Liposome-induced complement activation and related cardiopulmonary distress in pigs: Factors promoting reactogenicity of Doxil and AmBisome

János Szebeni, Péter Bedocs, Zoltán Rozsnyay, Zsóka Weiszhár, Rudolf Urbanics, László Rosivall, Rivka Cohen, Olga Garbuzenko, György Báthori, Miklós Tóth, Rolf Bünger, Yechezkel Barenholz

Research output: Article

127 Citations (Scopus)

Abstract

Hypersensitivity reactions to liposomal drugs, often observed with Doxil and AmBisome, can arise from activation of the complement (C) system by phospholipid bilayers. To understand the mechanism of this adverse immune reaction called C activation-related pseudoallergy (CARPA), we analyzed the relationship among liposome features, C activation in human serum in vitro, and liposome-induced cardiovascular distress in pigs, a model for human CARPA. Among the structural variables (surface charge, presence of saturated, unsaturated, and PEGylated phospholipids, and cisplatin vs. doxorubicin inside liposomes), high negative surface charge and the presence of doxorubicin were significant contributors to reactogenicity both in vitro and in vivo. Morphological analysis suggested that the effect of doxorubicin might be indirect, via distorting the sphericity of liposomes and, if leaked, causing aggregation. The parallelism among C activation, cardiopulmonary reactions in pigs, and high rate of hypersensitivity reactions to Doxil and AmBisome in humans strengthens the utility of the applied tests in predicting the risk of CARPA. From the Clinical Editor: The authors studied complement activation-related pseudoallergy (CARPA) in a porcine model and demonstrate that high negative surface charge and drug effects leading to distortion of liposome sphericity might be the most critical factors leading to CARPA. The applied tests might be used to predict CARPA in humans.
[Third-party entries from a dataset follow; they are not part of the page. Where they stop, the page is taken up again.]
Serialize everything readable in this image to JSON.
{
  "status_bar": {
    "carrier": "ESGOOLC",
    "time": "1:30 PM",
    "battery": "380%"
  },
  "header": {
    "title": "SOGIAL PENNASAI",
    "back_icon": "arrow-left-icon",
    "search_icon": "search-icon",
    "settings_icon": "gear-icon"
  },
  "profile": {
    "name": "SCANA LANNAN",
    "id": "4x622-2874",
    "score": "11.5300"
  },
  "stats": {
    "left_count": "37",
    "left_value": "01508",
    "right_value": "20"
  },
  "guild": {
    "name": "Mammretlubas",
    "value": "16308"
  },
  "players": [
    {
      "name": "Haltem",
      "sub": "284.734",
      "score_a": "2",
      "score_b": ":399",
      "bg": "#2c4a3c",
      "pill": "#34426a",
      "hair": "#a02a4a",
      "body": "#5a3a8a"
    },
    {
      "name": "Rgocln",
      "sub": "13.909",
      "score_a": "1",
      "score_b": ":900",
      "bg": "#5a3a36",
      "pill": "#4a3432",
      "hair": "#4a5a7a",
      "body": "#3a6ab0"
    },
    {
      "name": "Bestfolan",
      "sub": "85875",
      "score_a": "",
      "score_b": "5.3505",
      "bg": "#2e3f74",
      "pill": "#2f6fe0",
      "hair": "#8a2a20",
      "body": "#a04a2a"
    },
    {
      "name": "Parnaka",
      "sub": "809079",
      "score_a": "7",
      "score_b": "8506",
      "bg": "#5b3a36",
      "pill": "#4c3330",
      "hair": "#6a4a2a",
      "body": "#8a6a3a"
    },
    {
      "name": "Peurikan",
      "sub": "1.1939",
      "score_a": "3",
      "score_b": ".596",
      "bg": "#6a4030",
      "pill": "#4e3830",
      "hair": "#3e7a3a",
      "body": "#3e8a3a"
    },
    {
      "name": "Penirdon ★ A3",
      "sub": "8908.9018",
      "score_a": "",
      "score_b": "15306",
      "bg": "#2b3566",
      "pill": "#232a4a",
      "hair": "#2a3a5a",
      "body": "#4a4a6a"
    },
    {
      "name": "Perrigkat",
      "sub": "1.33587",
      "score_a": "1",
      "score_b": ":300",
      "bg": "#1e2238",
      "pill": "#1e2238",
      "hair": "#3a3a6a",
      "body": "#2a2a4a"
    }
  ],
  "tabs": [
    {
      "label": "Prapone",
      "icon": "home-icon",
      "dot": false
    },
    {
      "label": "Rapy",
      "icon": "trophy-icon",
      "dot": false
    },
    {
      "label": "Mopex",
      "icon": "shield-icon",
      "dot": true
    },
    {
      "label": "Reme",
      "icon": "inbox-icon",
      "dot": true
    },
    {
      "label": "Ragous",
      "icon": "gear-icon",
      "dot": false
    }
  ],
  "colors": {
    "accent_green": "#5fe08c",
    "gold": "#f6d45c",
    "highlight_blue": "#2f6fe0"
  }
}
Original languageEnglish
Pages (from-to)176-184
Number of pages9
JournalNanomedicine: Nanotechnology, Biology, and Medicine
Volume8
Issue number2
DOIs
Publication statusPublished - febr. 1 2012

ASJC Scopus subject areas

  • Bioengineering
  • Medicine (miscellaneous)
  • Molecular Medicine
  • Biomedical Engineering
  • Materials Science(all)
  • Pharmaceutical Science

Fingerprint Dive into the research topics of 'Liposome-induced complement activation and related cardiopulmonary distress in pigs: Factors promoting reactogenicity of Doxil and AmBisome'. Together they form a unique fingerprint.

  • Cite this